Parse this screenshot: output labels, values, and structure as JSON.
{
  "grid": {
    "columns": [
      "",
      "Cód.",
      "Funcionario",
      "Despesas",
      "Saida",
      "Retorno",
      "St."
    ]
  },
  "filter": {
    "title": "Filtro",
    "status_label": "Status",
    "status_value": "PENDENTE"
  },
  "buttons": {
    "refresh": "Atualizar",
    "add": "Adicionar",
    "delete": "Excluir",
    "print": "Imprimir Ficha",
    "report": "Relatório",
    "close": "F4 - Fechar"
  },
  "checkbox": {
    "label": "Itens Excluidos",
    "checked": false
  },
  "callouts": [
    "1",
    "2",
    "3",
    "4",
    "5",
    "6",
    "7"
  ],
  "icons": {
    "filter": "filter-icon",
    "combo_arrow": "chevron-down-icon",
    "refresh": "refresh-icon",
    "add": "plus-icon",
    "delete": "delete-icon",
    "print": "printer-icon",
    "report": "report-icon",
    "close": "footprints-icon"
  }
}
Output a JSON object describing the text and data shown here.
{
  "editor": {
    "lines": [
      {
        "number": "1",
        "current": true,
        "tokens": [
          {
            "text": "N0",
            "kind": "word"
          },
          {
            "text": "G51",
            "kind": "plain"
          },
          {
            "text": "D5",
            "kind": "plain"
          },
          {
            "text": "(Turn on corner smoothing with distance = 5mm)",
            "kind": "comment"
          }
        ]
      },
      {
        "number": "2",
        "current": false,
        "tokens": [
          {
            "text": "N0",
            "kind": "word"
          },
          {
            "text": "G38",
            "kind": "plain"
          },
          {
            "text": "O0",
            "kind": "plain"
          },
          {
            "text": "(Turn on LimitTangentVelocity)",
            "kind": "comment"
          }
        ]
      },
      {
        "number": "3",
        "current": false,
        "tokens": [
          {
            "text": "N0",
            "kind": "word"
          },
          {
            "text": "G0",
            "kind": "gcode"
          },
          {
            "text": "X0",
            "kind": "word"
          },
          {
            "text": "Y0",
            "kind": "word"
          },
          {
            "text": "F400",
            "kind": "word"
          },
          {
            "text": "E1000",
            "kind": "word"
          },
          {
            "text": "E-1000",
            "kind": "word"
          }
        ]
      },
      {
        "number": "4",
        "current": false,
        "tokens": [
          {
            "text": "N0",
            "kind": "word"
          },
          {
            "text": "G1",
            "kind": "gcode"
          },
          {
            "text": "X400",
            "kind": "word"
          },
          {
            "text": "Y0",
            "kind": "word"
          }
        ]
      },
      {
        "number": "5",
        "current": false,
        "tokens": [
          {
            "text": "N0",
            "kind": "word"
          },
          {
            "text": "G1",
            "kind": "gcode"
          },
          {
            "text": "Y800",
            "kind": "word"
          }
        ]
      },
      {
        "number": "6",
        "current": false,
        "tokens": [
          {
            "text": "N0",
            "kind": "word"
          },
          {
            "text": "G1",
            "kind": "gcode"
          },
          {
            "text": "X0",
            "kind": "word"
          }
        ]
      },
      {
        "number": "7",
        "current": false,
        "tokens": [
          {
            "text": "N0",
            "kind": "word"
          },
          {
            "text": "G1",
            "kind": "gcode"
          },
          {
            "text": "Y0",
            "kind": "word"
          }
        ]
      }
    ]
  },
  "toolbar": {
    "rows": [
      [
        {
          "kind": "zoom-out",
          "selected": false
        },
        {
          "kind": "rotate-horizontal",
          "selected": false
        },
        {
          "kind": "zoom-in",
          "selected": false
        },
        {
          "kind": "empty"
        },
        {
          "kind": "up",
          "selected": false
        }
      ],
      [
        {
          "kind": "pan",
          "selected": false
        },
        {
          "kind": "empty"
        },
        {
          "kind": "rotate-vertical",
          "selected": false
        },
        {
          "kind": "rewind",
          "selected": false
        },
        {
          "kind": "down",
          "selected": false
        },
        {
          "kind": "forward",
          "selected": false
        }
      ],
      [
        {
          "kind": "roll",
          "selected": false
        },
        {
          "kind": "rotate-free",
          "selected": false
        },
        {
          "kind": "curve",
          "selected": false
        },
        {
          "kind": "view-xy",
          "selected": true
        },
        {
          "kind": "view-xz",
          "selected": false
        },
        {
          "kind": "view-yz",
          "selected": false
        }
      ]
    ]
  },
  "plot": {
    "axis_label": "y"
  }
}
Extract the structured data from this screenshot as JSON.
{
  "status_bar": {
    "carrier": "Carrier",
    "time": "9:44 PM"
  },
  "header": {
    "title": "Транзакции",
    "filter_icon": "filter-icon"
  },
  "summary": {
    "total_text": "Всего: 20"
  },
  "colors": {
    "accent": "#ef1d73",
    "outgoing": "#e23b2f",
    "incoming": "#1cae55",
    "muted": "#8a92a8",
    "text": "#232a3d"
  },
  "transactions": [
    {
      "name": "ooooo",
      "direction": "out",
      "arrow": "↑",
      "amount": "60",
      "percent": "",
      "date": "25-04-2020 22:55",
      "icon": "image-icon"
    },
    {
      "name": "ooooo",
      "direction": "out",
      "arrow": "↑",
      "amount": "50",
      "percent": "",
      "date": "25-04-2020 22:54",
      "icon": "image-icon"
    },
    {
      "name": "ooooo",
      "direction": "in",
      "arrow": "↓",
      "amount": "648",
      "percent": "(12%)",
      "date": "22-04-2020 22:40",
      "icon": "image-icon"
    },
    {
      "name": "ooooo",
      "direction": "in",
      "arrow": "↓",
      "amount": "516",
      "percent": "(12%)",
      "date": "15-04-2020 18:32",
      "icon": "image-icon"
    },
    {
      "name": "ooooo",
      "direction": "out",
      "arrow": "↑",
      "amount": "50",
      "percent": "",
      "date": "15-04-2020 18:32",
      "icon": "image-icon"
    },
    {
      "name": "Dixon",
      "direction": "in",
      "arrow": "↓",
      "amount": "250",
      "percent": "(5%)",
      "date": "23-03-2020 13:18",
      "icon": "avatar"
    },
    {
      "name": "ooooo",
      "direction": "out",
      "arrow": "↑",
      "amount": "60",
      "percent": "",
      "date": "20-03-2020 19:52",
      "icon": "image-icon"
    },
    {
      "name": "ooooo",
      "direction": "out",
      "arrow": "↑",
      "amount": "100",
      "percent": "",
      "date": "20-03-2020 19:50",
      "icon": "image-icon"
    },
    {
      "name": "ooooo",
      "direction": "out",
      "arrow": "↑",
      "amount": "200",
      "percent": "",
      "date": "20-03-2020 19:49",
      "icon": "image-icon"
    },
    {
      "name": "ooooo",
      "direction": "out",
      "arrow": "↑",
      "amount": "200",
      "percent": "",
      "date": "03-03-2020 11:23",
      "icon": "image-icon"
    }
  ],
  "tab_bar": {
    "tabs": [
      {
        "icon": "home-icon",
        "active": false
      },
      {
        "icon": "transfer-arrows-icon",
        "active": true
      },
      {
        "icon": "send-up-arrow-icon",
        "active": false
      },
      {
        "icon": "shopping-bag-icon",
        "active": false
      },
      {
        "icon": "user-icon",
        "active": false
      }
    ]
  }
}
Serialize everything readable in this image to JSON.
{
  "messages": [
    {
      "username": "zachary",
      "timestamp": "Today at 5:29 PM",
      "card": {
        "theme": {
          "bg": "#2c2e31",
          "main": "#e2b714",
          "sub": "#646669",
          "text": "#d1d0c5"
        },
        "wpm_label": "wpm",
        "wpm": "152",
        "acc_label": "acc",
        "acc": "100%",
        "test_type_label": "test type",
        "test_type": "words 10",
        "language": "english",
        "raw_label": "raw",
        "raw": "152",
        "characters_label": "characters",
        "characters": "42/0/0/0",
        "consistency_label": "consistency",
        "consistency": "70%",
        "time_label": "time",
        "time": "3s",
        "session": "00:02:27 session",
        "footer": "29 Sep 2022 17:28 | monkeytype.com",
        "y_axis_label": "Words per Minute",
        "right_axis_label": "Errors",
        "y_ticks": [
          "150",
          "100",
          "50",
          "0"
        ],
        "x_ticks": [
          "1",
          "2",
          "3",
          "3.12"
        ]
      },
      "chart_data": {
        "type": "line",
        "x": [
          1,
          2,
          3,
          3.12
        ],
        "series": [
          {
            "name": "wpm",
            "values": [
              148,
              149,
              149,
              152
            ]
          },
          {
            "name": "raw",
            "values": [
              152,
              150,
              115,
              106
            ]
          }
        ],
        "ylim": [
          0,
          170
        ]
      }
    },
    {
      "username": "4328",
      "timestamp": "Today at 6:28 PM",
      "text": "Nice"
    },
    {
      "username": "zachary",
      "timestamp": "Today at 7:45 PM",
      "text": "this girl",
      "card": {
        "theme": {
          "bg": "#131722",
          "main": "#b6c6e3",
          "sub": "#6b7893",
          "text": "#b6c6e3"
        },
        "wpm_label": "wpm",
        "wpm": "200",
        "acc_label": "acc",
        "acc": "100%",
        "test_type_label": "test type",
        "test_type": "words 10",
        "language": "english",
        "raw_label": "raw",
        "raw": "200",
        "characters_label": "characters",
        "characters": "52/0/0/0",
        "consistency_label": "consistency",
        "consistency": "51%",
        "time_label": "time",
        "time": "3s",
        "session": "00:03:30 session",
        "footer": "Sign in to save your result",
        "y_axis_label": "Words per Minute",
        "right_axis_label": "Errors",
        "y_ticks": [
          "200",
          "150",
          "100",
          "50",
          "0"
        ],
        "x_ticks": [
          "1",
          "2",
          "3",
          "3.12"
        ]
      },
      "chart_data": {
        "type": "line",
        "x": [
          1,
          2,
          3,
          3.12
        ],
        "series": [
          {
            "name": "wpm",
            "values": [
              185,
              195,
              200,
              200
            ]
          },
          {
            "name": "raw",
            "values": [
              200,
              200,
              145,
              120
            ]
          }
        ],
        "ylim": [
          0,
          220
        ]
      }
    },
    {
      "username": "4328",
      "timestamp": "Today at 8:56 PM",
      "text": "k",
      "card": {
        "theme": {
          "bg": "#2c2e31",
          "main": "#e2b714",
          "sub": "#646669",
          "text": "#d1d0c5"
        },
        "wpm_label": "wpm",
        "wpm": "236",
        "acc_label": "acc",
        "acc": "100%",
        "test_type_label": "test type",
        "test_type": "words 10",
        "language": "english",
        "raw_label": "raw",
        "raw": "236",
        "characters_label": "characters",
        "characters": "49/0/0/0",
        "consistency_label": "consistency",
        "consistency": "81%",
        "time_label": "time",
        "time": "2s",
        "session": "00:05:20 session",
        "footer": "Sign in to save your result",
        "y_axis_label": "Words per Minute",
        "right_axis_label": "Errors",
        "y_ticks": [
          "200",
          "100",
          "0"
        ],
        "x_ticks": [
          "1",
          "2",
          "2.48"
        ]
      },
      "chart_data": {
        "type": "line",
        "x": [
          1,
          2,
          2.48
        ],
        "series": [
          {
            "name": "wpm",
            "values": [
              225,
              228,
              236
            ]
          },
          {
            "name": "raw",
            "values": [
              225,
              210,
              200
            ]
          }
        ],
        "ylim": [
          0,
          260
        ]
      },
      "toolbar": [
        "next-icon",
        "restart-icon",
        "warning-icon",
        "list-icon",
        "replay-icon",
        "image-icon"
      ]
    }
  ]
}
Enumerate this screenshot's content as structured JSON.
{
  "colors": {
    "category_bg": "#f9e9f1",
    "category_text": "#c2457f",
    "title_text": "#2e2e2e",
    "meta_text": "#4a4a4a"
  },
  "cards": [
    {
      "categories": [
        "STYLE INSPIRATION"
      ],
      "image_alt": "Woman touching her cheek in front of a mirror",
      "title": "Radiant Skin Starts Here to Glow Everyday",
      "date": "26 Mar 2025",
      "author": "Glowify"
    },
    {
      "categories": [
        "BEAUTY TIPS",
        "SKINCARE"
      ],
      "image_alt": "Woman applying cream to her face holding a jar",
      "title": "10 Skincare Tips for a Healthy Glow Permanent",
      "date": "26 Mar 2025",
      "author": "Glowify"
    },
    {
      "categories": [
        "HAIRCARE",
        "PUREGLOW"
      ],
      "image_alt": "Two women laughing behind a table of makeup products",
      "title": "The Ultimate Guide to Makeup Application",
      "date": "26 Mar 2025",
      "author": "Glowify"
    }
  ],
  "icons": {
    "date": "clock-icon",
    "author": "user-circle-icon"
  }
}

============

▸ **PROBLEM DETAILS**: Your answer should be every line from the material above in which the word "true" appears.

▸ **ANSWER TO THE EXERCISE**:
        "current": true,
          "selected": true
        "active": true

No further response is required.